Task instructions: Search the records that follow and extract every line containing the string "Другой".

(Items from an interface collection)
BEGIN
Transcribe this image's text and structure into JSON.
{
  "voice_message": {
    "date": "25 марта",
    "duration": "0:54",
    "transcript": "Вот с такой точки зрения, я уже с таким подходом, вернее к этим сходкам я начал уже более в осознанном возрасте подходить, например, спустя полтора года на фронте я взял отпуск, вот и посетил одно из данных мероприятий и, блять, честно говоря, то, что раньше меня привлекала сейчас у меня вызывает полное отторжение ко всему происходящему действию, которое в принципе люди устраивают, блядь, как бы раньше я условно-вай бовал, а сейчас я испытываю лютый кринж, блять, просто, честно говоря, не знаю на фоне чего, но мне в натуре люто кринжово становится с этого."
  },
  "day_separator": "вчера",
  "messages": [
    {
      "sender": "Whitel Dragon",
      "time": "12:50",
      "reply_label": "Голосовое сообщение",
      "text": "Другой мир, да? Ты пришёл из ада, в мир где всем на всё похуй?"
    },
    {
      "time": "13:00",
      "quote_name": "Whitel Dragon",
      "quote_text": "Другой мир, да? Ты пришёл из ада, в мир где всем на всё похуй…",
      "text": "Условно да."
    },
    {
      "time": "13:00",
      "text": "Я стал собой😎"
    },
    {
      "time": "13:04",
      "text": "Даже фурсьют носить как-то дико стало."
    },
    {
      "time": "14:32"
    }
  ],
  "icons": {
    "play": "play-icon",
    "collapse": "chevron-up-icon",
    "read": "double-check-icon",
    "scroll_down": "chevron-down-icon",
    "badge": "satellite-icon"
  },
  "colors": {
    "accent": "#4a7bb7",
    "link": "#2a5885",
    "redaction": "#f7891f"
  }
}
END
Your response:
      "text": "Другой мир, да? Ты пришёл из ада, в мир где всем на всё похуй?"
      "quote_text": "Другой мир, да? Ты пришёл из ада, в мир где всем на всё похуй…",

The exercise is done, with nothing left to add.